> **TASK**: Whenever a line in this data holds the word "label", report that line in full.

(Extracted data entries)

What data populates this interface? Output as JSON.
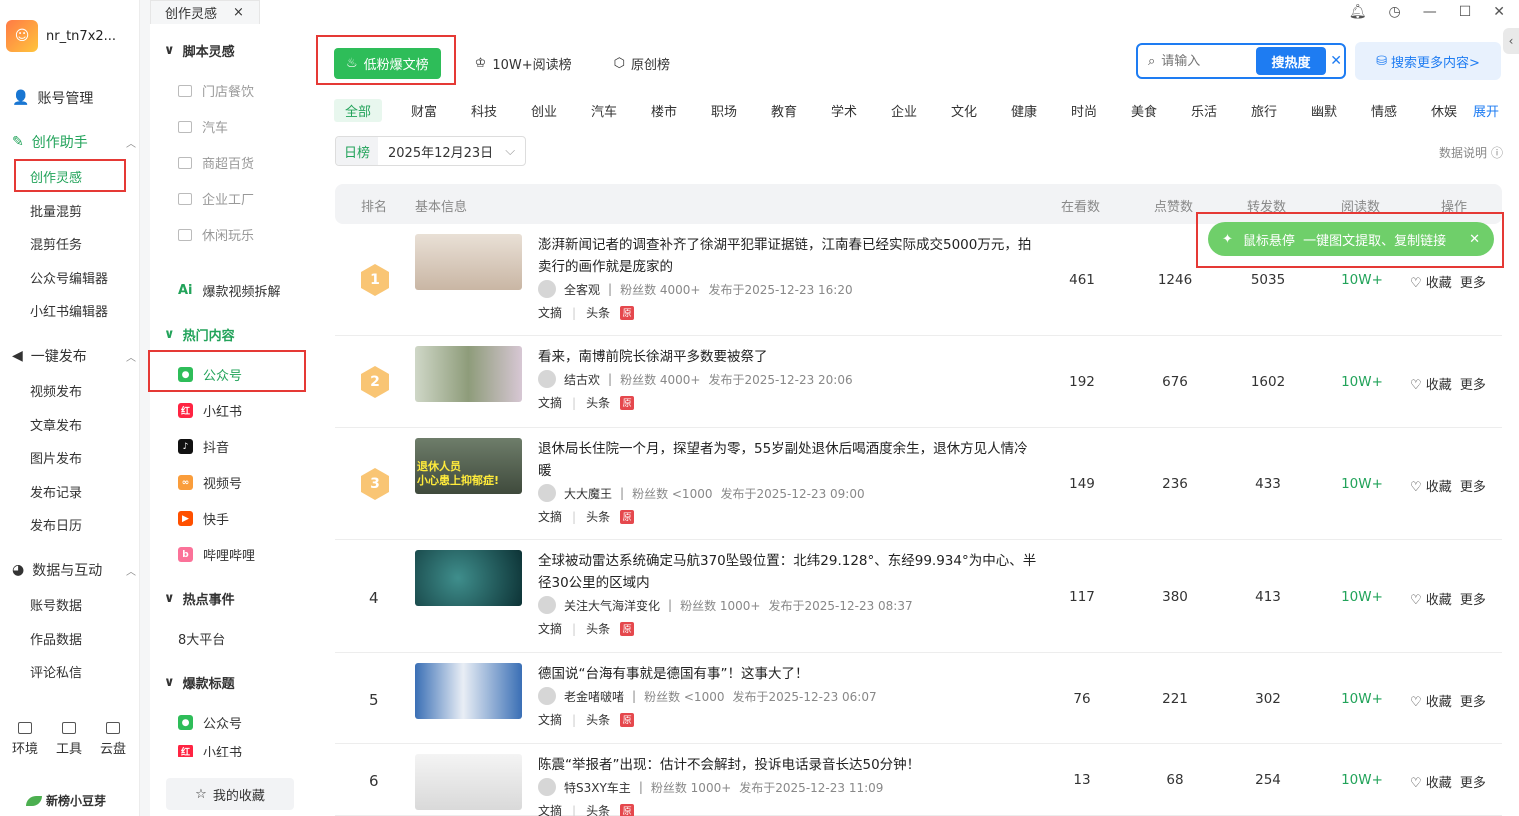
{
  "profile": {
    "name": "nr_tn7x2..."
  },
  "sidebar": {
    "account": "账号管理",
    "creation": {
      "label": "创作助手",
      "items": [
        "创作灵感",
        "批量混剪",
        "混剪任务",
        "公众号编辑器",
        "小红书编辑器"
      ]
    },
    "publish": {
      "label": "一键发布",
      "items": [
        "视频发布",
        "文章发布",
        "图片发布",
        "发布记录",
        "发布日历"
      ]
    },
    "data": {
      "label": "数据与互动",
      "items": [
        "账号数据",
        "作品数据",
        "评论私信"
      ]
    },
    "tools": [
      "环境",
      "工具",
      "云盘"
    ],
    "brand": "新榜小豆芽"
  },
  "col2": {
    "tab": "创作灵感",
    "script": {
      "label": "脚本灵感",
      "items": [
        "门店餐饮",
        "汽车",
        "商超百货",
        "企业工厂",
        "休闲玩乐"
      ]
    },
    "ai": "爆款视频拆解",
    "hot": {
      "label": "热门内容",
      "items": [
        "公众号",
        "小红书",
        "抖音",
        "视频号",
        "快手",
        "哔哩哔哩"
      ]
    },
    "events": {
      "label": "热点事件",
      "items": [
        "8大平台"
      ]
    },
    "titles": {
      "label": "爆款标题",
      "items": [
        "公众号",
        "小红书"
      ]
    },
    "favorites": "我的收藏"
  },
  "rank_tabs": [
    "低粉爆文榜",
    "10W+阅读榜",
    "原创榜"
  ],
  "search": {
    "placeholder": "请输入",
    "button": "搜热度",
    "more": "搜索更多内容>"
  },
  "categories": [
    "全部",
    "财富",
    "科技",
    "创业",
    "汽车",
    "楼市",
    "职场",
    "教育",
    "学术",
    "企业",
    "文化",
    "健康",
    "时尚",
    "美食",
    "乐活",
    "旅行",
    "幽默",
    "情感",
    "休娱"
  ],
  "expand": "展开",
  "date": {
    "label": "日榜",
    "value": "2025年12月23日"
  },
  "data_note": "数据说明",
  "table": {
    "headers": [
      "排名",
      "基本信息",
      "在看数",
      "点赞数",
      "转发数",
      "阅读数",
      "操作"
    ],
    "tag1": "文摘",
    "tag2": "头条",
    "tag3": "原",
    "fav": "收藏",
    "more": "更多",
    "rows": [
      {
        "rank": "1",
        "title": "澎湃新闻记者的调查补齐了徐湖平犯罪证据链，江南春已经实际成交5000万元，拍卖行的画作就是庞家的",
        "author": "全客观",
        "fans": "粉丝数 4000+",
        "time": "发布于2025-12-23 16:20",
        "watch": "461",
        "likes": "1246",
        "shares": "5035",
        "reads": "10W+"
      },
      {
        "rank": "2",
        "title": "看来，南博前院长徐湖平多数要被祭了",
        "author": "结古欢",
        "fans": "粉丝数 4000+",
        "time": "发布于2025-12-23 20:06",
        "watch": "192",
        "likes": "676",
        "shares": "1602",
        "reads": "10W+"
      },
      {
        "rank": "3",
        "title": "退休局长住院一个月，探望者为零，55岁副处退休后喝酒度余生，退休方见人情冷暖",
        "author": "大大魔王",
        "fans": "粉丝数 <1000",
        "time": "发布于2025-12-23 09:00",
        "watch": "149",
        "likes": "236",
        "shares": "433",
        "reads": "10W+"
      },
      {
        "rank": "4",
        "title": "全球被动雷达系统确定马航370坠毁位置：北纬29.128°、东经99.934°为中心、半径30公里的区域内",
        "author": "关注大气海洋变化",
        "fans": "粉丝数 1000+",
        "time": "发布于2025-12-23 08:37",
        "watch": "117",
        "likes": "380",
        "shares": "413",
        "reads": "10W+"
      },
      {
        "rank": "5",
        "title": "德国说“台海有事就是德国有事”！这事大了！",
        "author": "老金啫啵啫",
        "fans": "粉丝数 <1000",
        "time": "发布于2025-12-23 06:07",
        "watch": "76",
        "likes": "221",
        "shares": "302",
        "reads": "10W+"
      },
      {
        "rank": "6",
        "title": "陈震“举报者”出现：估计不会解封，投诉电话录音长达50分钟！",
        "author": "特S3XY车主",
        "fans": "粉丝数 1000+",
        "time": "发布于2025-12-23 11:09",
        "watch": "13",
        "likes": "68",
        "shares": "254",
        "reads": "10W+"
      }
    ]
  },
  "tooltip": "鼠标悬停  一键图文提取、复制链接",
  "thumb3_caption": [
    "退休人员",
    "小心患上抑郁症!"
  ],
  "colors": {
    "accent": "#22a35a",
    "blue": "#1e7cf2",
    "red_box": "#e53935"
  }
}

> **ANSWER AREA**:
      "label": "创作助手",
      "label": "一键发布",
      "label": "数据与互动",
      "label": "脚本灵感",
      "label": "热门内容",
      "label": "热点事件",
      "label": "爆款标题",
    "label": "日榜",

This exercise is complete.